So many possibilities, including this consideration:  Did David Chase actually write a different ending with Tony and his immediate family getting whacked at Holsten’s by the suspicious guy after he went into the bathroom to get the hidden gun?  Did Chase decide that such an ending would be too predictable, and decided to end the scene with Journey’s incredibly appropriate song “Don’t Stop Believing” as Tony and his family were about to order?  I was blown away by the ending, but my wife, Jennifer, thought something was wrong with the television.  While the credits rolled in silence, she looked at me and said, “That sucked. ... I was bored.”  Luckily Jen and I agree on the important things.

So that’s it. "The Sopranos" is over. For those of us who made it hard core, appointment viewing for nine years, Sunday night just won’t be the same on HBO. Even though "Entourage" is great stuff, there will never be another television event like "The Sopranos."

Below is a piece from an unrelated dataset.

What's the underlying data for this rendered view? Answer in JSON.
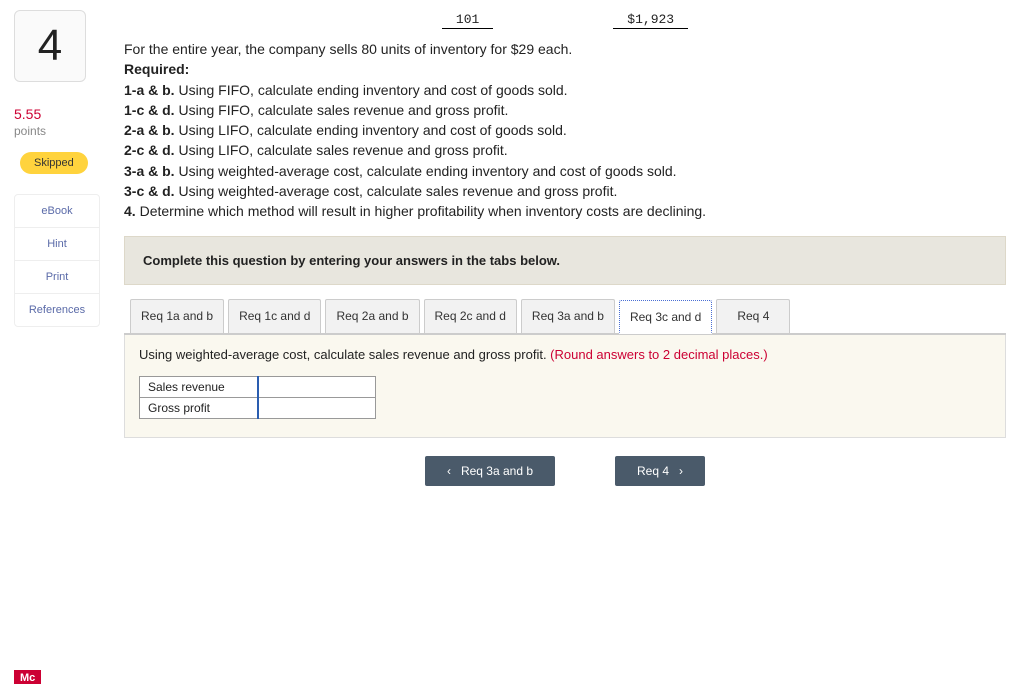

Controversy among Italian-Americans
P.S. "The Sopranos" has also generated great controversy in the Italian-American community.  Many of my fellow paisanos argued Tony and his crew “gave Italians a bad name.”  They also say the series did much to malign our already maligned reputation in New Jersey.  Italian-American anti-defamation types said that people in Nebraska or Iowa would think that all Italian-Americans in New Jersey were somehow “connected” after seeing "The Sopranos."  They wanted HBO to feature honest, hard-working Italian-American doctors, lawyers and other upstanding citizens.  I get the point.  It’s the same one that was made about "The Godfather" glorifying the Mafia. 

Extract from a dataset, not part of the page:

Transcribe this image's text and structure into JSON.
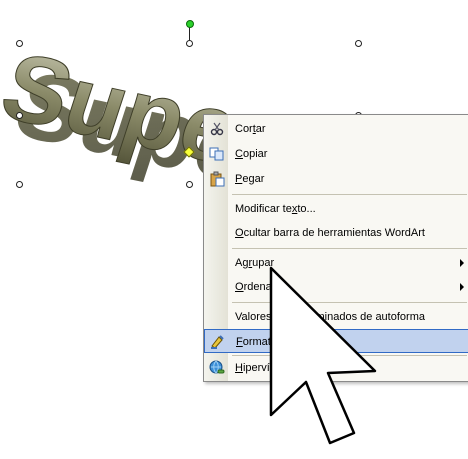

But those people in Nebraska or Iowa will think it anyway.  No, I don’t think "The Sopranos" helped the reputation of Italian-Americans — that wasn’t its intent.  It was entertainment.  It was an escape.  While it felt true to life, it was still a drama.  I’m thinking that even though Italian-Americans are still discriminated against by some, we’ve accomplished so much since our parents and grandparents came here from Italy.  We can appreciate a television series like "The Sopranos" for what it is.  We know who we are and we know what we’re not.  But to deny that organized crime is a small but pervasive theme in Italian-American culture and that ultimately "The Sopranos" was a great story about a complex Italian-America family is a mistake.

Write to Steve Adubato at